“New Jersey is a state of sports firsts; from organized baseball in Hoboken and the first college football game between Rutgers and Princeton to the creation of Ultimate Frisbee in Maplewood, sports are part of the fabric of New Jersey,” mentioned Mary Grace Whealan, state coordinator for the Museum on Main Street program. “As New Jersey hosts both the Super Bowl and the National Special Olympics in 2014, Hometown Teams brings us together to further celebrate the year of New Jersey sports.” Mary Grace, New Jersey project scholar Tom McCabe of Rutgers University-Newark, and Carol Harsh, Director and co-founder of the Smithsonian’s Museum on Main Street, have worked closely with each of the six host sites, encouraging project partners to collect stories, encourage creativity, and design events and local initiatives that celebrate sports in their communities.
Hometown Teams is part of the Museum on Main Street (MoMS) program, a partnership between the Smithsonian Institution Traveling Exhibition Service and the New Jersey Council for the Humanities (NJCH). MoMS brings Smithsonian-quality exhibitions to local museums, historical societies, libraries, and community centers around the country and state of New Jersey. Each exhibit celebrates and explores the local heritage within the context of a broad national theme.
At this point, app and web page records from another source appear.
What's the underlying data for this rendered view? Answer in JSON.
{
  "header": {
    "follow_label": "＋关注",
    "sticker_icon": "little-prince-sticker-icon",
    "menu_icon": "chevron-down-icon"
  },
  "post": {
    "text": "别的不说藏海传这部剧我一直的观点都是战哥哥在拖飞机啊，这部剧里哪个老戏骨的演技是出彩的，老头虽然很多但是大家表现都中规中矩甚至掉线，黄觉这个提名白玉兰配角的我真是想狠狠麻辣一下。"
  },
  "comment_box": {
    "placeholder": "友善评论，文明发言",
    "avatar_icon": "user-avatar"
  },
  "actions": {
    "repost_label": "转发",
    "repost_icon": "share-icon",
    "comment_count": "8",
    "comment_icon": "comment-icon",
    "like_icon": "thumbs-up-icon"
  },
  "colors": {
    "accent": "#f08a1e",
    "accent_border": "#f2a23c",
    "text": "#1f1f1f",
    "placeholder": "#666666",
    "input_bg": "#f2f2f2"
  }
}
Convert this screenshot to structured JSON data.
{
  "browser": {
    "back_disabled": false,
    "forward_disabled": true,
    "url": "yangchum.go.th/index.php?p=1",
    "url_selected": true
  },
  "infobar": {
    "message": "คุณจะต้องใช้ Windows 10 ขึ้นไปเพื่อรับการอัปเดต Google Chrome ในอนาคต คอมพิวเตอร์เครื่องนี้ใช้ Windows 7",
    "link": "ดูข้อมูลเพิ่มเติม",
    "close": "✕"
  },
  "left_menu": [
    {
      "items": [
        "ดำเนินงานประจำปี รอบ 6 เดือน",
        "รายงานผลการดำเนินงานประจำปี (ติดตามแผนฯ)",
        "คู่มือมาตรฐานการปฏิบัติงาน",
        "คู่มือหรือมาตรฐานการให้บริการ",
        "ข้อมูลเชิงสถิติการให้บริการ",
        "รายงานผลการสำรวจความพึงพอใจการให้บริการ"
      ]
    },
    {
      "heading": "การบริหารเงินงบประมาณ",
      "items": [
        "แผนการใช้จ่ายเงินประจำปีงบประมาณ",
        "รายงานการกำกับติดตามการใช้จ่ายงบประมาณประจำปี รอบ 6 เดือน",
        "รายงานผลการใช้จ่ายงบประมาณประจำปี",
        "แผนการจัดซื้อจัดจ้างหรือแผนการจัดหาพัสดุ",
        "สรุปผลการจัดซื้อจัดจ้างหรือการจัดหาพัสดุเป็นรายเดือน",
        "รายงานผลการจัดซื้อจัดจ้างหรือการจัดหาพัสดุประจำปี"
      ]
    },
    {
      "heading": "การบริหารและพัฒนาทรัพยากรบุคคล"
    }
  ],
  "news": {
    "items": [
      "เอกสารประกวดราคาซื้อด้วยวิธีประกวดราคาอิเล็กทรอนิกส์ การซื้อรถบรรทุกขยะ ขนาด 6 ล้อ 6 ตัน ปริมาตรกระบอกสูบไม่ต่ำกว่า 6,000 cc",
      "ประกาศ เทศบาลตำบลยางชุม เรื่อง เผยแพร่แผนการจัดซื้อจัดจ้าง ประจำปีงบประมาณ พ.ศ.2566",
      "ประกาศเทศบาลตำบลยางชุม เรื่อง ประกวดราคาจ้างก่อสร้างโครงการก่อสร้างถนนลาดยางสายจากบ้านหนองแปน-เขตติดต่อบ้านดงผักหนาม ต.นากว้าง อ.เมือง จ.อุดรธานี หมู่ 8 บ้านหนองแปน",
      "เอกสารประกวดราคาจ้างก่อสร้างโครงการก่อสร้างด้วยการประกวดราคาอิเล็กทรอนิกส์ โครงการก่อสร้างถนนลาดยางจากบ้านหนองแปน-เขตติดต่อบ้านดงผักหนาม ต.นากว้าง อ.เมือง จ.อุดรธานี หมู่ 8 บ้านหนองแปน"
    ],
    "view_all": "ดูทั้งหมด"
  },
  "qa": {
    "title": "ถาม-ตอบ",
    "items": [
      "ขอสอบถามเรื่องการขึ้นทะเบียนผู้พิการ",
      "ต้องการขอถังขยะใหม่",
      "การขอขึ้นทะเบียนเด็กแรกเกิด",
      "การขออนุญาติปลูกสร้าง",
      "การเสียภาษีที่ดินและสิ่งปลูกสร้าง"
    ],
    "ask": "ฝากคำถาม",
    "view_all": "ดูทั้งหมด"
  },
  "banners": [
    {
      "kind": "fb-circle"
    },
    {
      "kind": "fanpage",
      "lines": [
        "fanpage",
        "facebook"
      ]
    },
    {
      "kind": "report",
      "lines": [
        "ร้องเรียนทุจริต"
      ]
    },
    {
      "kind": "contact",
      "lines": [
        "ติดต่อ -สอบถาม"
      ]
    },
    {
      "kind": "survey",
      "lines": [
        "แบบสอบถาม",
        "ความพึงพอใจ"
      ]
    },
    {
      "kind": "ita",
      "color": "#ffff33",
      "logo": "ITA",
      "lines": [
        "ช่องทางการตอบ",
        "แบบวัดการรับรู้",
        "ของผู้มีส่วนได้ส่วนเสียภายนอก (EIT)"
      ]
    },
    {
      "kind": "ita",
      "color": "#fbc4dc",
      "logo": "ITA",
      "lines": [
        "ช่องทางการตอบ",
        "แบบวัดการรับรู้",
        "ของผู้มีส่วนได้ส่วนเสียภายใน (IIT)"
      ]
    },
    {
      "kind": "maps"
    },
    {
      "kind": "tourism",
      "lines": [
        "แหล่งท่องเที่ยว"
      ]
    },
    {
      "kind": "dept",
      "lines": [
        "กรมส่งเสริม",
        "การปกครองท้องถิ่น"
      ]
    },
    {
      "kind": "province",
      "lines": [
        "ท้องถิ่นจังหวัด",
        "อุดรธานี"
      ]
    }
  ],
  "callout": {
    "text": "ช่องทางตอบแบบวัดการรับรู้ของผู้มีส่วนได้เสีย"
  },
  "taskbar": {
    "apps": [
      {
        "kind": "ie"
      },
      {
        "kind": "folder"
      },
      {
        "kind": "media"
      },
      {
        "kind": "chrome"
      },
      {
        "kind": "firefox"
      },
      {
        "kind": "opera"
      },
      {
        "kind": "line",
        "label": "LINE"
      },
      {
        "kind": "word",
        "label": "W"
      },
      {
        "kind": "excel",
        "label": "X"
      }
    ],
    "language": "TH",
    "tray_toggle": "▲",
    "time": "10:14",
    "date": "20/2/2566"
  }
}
Recent exhibits to have toured New Jersey have included Key Ingredients: American By Food and New Harmonies: Celebrating American Roots Music.
MoMS invites the public to share their local sports stories through the “Stories from Main Street” website at www.storiesfrommainstreet.org or through the free mobile app available from the Mac App Store or the Google Play Store. Both platforms record and map the location reflected in the submission and will accept written and audio stories as well as videos and photos. Selected submitted stories to “Stories from Main Street” will be featured on the website and app. The archived stories will serve as a searchable record of the unique experiences of life in American small towns. Each story can be searched via location or by topic.
Over the course of six years, the exhibition will travel to 180 small towns in 30 states. The full tour itinerary can be viewed online at MuseumOnMainStreet.org.
The Smithsonian Institution Traveling Exhibition Service (SITES) has been sharing the wealth of Smithsonian collections and research programs with millions of people outside Washington, D.C., for 60 years. SITES connects Americans to their shared cultural heritage through a wide range of exhibitions about art, science, and history, which are shown wherever people live, work and play. For exhibition description and tour schedules, visit www.sites.si.edu
About the New Jersey Council for the Humanities (NJCH)
The New Jersey Council for the Humanities (NJCH) is an independent, nonprofit state affiliate of the National Endowment for the Humanities whose mission is to develop, support and promote projects that explore and interpret the human experience, foster cross-cultural understanding and engage people in dialogue about matters of individual choice and public responsibility. NJCH is supported by federal, and private funds.